From the start, Namine took to her wheelchair. I still remember her very first one — manually assembled from hand-me-down parts, because we couldn’t yet get something professionally built. My aunt had to put a foam guard on the front because Namine kept crashing into everything.
But with practice came control, and Namine quickly became adept and learned that she loved her newfound speed. There is a ramp at our Children’s Hospital that she still loves to fly down. That freedom is not something a child in a wheelchair is always privy to.
I have, in the past, mistakenly referred to Namine’s situation as being “confined to her wheelchair,” or “wheelchair-bound.” Her wheelchair doesn’t bind her; it allows her to do things she wouldn’t otherwise be able to do. It’s not confinement — it’s freedom.
One of the many things Namine wouldn’t be able to do is bowling. She’s in a youth bowling league this year. I just think that’s so awesome!
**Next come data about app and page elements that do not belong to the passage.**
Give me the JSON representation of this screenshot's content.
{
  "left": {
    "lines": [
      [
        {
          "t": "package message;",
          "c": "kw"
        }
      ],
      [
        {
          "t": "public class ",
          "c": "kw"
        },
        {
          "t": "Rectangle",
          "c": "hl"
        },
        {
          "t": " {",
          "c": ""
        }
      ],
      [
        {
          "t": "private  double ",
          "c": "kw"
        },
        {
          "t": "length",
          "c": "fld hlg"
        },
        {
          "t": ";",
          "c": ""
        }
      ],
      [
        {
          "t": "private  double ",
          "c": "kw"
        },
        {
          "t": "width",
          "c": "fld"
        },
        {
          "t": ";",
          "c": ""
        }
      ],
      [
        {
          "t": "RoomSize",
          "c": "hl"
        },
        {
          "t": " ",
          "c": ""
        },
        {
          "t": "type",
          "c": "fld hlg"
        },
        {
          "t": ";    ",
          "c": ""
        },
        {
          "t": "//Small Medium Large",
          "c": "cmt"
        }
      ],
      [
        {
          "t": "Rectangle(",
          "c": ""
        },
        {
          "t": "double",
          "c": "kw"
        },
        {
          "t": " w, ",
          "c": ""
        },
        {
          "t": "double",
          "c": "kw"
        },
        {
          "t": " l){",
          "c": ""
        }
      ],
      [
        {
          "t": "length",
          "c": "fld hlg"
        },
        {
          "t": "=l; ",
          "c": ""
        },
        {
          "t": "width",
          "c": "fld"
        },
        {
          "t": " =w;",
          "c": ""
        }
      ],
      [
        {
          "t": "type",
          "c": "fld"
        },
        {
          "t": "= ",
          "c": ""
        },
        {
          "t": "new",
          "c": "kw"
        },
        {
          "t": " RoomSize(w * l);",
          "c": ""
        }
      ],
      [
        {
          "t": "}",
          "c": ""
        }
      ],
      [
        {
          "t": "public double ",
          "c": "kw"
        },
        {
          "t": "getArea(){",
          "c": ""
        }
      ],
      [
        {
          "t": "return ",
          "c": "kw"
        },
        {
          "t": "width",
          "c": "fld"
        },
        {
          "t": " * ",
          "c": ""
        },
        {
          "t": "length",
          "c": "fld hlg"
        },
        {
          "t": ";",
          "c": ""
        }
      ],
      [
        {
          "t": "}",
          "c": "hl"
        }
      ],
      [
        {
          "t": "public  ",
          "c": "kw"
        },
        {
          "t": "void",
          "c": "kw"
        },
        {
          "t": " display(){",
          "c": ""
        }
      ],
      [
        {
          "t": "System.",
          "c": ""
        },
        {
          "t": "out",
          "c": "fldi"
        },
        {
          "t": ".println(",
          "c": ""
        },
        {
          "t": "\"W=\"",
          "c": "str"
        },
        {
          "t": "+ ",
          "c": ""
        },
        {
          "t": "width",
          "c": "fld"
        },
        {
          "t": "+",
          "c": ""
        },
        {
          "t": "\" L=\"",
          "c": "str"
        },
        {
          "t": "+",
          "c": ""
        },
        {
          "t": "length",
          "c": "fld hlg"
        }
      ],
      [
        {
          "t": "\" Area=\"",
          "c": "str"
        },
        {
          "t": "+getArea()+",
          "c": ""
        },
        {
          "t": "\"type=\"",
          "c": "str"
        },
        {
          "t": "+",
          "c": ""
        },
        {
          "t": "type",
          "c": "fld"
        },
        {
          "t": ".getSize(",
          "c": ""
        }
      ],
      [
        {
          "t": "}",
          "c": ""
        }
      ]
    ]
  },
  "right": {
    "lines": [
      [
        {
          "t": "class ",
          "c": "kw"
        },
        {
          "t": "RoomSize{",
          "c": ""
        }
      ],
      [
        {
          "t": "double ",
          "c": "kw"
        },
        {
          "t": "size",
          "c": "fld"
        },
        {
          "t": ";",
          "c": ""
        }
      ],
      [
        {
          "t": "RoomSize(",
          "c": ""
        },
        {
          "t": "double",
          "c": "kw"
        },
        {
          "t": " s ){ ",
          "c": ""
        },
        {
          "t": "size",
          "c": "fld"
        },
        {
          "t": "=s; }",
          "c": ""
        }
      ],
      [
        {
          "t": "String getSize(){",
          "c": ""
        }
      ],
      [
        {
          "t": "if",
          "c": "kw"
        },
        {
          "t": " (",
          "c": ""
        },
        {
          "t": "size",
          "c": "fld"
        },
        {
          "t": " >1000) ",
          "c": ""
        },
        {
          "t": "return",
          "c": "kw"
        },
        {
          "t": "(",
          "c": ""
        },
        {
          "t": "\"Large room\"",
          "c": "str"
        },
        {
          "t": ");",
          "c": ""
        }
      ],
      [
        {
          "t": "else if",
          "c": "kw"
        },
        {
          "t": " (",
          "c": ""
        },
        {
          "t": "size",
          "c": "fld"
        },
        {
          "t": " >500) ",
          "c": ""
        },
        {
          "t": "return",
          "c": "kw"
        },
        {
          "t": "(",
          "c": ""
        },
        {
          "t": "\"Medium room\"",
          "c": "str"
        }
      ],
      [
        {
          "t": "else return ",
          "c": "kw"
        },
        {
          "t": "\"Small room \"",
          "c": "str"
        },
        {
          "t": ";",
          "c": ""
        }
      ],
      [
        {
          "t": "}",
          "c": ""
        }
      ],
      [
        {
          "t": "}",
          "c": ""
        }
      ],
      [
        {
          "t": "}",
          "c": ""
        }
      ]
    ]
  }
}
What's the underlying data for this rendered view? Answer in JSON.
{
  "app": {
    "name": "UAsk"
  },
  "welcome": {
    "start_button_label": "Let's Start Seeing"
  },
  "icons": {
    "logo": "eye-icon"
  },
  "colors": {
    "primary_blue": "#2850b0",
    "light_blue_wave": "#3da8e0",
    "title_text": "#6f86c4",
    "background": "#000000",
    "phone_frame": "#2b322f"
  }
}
When she’s at her league practice, there’s a ramp for her that allows her to get up on the platform where she bowls. If you’re familiar with league rules, though, you know that the teams don’t stay on one lane — they switch sides every other frame. And for a while, Namine would either wait until it was clear to go back down the ramp or she would enlist my help in bumping down the step.
Then one week at practice, Namine decided that she would try it herself. She asked me to spot her, to be ready to catch her in case she couldn’t control her wheelchair. She did need a little guidance in making sure she was approaching the step straight. As for actually going down the step, however, she didn’t need any help at all.